Full Speed Ahead: Organize Your Work Tasks Around Your Energy Levels
You’re not alone if your work week begins with the Monday blues and ends in Friday elation. This is because energy levels and productivity change as the week wears on. You may not like returning to work Monday, but it’s likely to be one of your freshest days. Friday, however, is full of distractions and weekend daydreams. To ensure your best productivity, it’s important to schedule tasks in a way that matches the likely moods and energy levels of both yourself and your coworkers.
A cup of hot coffee and a planning session are the best ways to handle the harsh reality of Monday mornings. Start by planning and scheduling the rest of your week using the daily tips provided here. Remember to incorporate any loose ends from last week into your plans.
As you make plans and schedule the week ahead, your mind will start to focus on the job at hand. By Monday afternoon you’ll be back in the groove, preparing the items you’ll need for your upcoming tasks. You can also think through any expected problems you may encounter and find solutions to them before they happen. This early planning will also help you schedule meetings and brainstorming sessions before your colleagues fill their calendars.
Today is also a good day to catch up on email and phone messages. Starting your Monday with less demanding tasks will help your mind shift from rest mode into work mode so you’re ready to get the job done.
It’s go time! Tuesday is, according to 39% of human resource managers, the most productive day of the week. This is the day you are likely to be the most productive, so shake off your time wasters and jump into your most difficult and draining tasks with gusto.
Tuesday will be productive for others, too, so it’s a great time to hold important meetings and brainstorming sessions. This is also a good day to send critical emails, given that the email open rate on Tuesdays is 18%, higher than any other weekday.
Wednesday is best treated like a second Tuesday. This is a great time to collaborate with coworkers while avoiding the one who insists on emailing camel pictures to the office every hump day.

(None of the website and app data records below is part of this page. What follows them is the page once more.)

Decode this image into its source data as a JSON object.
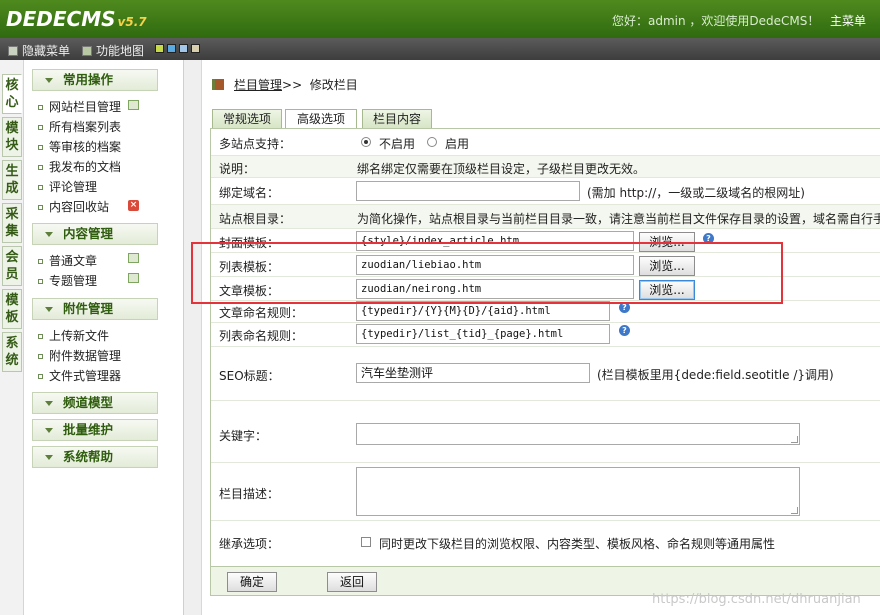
{
  "header": {
    "logo": "DEDECMS",
    "version": "v5.7",
    "greeting": "您好：admin ，欢迎使用DedeCMS！",
    "main_menu": "主菜单"
  },
  "toolbar": {
    "hide_menu": "隐藏菜单",
    "site_map": "功能地图",
    "swatch_colors": [
      "#c8d94a",
      "#5aa9e0",
      "#a3c7e8",
      "#d8cfae"
    ]
  },
  "vtabs": [
    {
      "label": "核心"
    },
    {
      "label": "模块"
    },
    {
      "label": "生成"
    },
    {
      "label": "采集"
    },
    {
      "label": "会员"
    },
    {
      "label": "模板"
    },
    {
      "label": "系统"
    }
  ],
  "menu": {
    "common": {
      "title": "常用操作",
      "items": [
        "网站栏目管理",
        "所有档案列表",
        "等审核的档案",
        "我发布的文档",
        "评论管理",
        "内容回收站"
      ]
    },
    "content": {
      "title": "内容管理",
      "items": [
        "普通文章",
        "专题管理"
      ]
    },
    "attach": {
      "title": "附件管理",
      "items": [
        "上传新文件",
        "附件数据管理",
        "文件式管理器"
      ]
    },
    "channel": {
      "title": "频道模型"
    },
    "batch": {
      "title": "批量维护"
    },
    "help": {
      "title": "系统帮助"
    }
  },
  "breadcrumb": {
    "link": "栏目管理",
    "sep": ">>",
    "current": "修改栏目"
  },
  "tabs": [
    "常规选项",
    "高级选项",
    "栏目内容"
  ],
  "form": {
    "multisite": {
      "label": "多站点支持：",
      "opt_off": "不启用",
      "opt_on": "启用",
      "selected": "不启用"
    },
    "note": {
      "label": "说明：",
      "text": "绑名绑定仅需要在顶级栏目设定，子级栏目更改无效。"
    },
    "domain": {
      "label": "绑定域名：",
      "value": "",
      "hint": "(需加 http://，一级或二级域名的根网址)"
    },
    "siteroot": {
      "label": "站点根目录：",
      "text": "为简化操作，站点根目录与当前栏目目录一致，请注意当前栏目文件保存目录的设置，域名需自行手"
    },
    "cover_tpl": {
      "label": "封面模板：",
      "value": "{style}/index_article.htm",
      "browse": "浏览..."
    },
    "list_tpl": {
      "label": "列表模板：",
      "value": "zuodian/liebiao.htm",
      "browse": "浏览..."
    },
    "article_tpl": {
      "label": "文章模板：",
      "value": "zuodian/neirong.htm",
      "browse": "浏览..."
    },
    "article_rule": {
      "label": "文章命名规则：",
      "value": "{typedir}/{Y}{M}{D}/{aid}.html"
    },
    "list_rule": {
      "label": "列表命名规则：",
      "value": "{typedir}/list_{tid}_{page}.html"
    },
    "seo": {
      "label": "SEO标题：",
      "value": "汽车坐垫测评",
      "hint": "(栏目模板里用{dede:field.seotitle /}调用)"
    },
    "keywords": {
      "label": "关键字：",
      "value": ""
    },
    "description": {
      "label": "栏目描述：",
      "value": ""
    },
    "inherit": {
      "label": "继承选项：",
      "text": "同时更改下级栏目的浏览权限、内容类型、模板风格、命名规则等通用属性"
    }
  },
  "actions": {
    "confirm": "确定",
    "back": "返回"
  },
  "watermark": "https://blog.csdn.net/dhruanjian",
  "colors": {
    "accent": "#3f7a16",
    "highlight": "#e4333a"
  }
}
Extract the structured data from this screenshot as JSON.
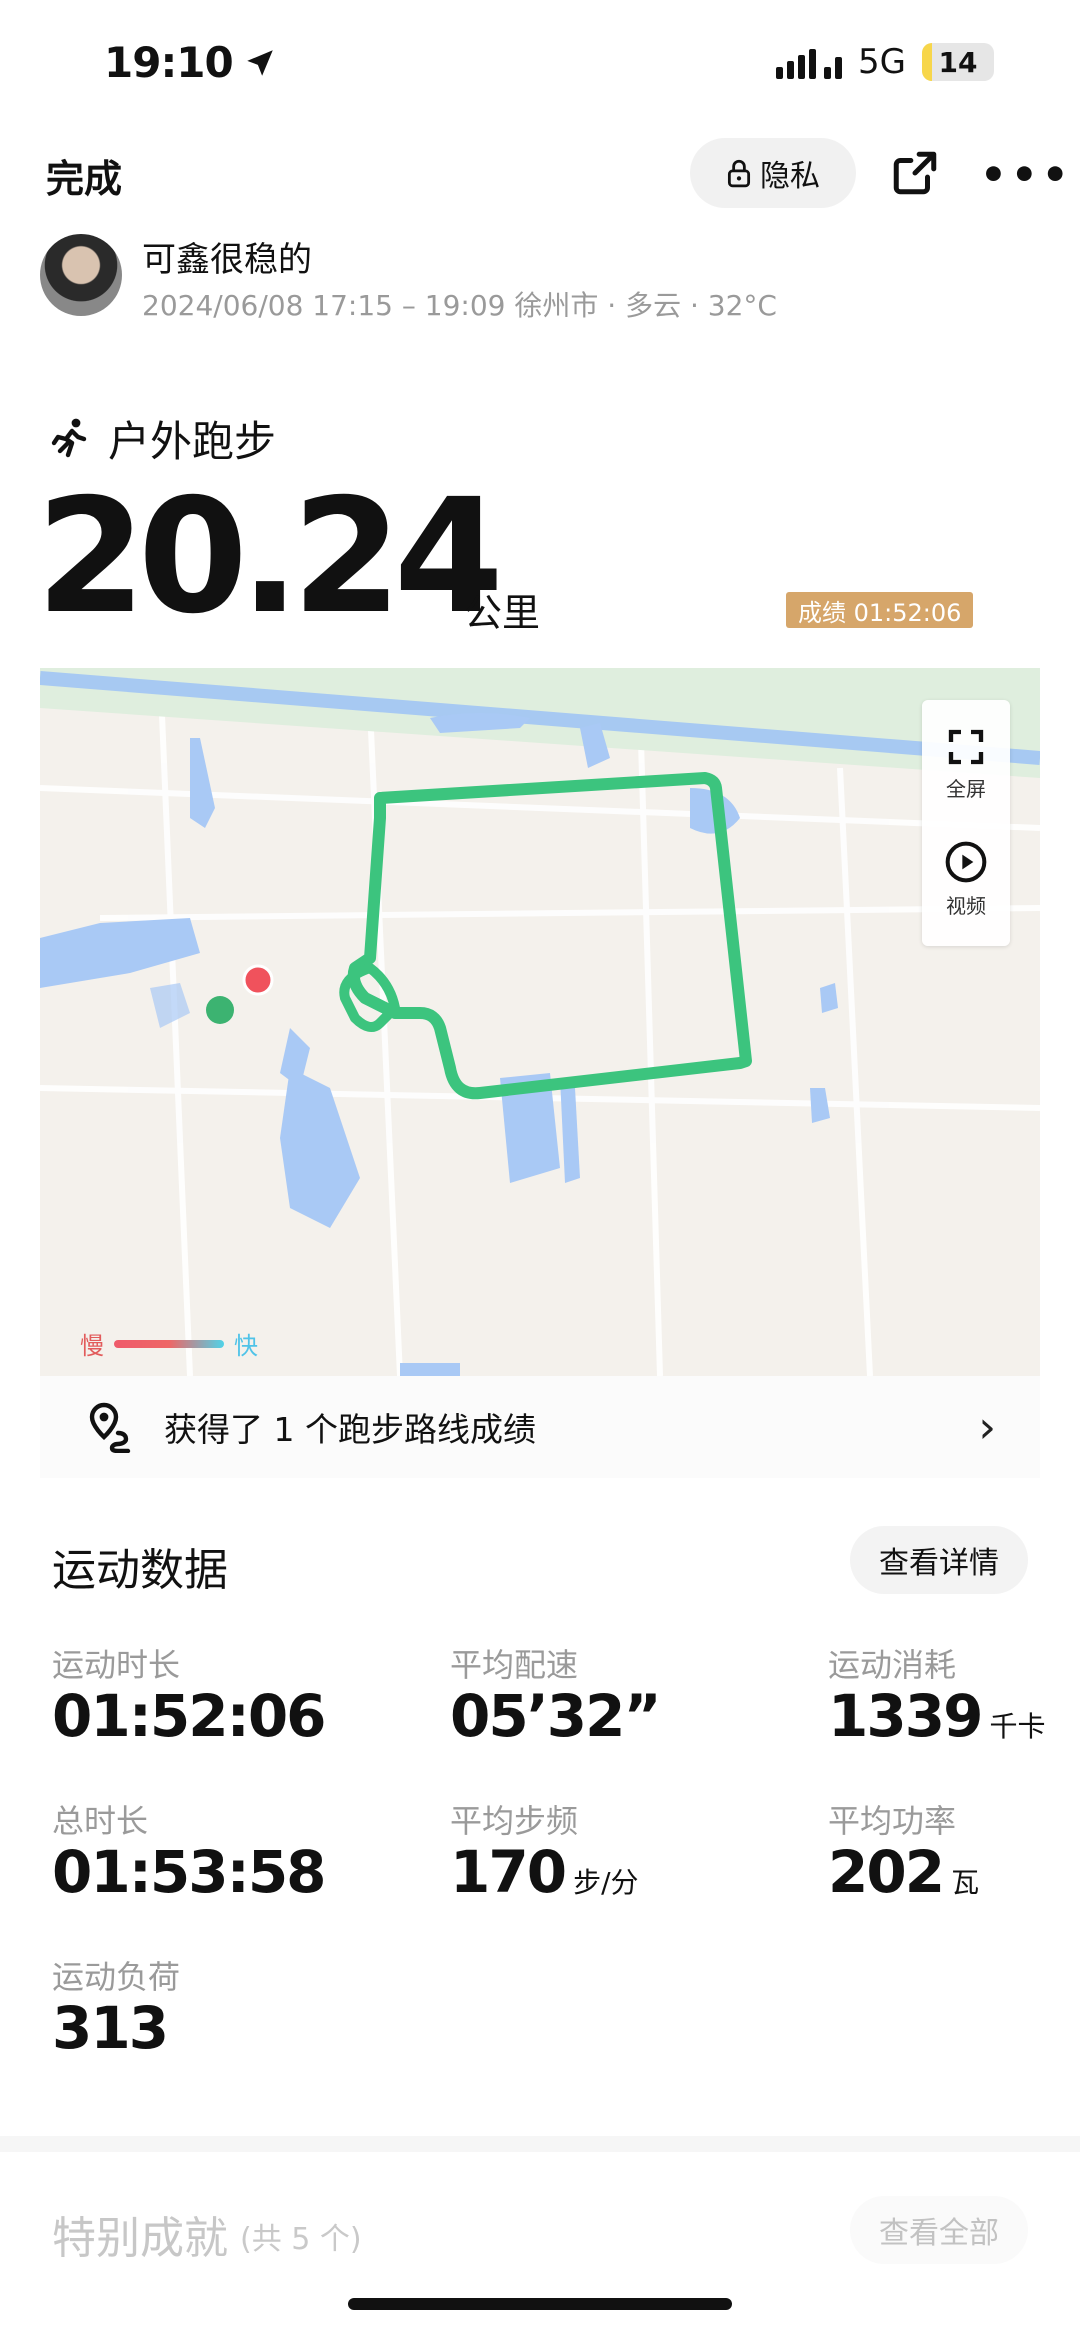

It’s also a good time to keep Tuesday’s momentum going by finishing up projects that you didn’t quite get done. Take a few minutes to write a to-do list in them morning so nothing important slips through the cracks on your second day of peak focus.
You’ll also benefit from checking your progress on Wednesday. On Monday you made a plan for the week. Today you should make sure you’re still on track. If not, you have two days to accomplish your desired tasks for the week.
Thriving on Thursday
Thursdays are often cited as the most stressful day of the week. On Thursdays, both your energy levels and the work week are winding down.
Keep an eye on your motivation and stress levels every Thursday. If you’re feeling burned out, include some stress relief activities in your schedule. Try working in a different space for a change of scenery, taking a walk at lunch or quietly meditating for a few minutes at your desk. Thursday is a good day for both simple tasks and anything still hanging that you know you aren’t going to want to do on Friday.
Whenever you can, try to work on group projects and schedule meetings on Thursdays. You are more likely to stay engaged and motivated if you surround yourself with people. A quiet afternoon alone at your desk could lead to unwanted napping or daydreaming if you’re really feeling drained.
Friday is a day full of enthusiasm, but not usually for the tasks at hand. On Friday, you’re likely to spend much more time thinking about your awesome weekend plans than worrying about what’s on your desk. How likely? Even less work gets done on Fridays than on Mondays. Thirty-five percent less, to be exact. Many workers have mentally checked out on Friday and spend the day looking at cat pictures on the internet and poking their Facebook friends rather than worrying about work.
This is a great day for finishing up projects, but a terrible day to start new ones. Focus on tying up loose ends and doing easy tasks that require minimal concentration. Friday is a good time to catch up on paperwork and perform other menial but necessary tasks. If you’re a manager, consider scheduling team building exercises on Fridays. Your staff is likely to be much more relaxed and able to have fun with each other on a Friday than on a Wednesday.
The weekend is the time to kick back, relax and enjoy yourself. You’ll need the rest so you can gear up for Monday and do it all again. When thinking about your work week, plan on easing into Monday, being as productive as possible on Tuesdays and Wednesdays, and slowly starting to slide back out of the week on Thursday and Friday. Scheduling yourself around these peak productive times will help you accomplish your goals more effectively by knowing when you are likely to be the most energetic and engaged.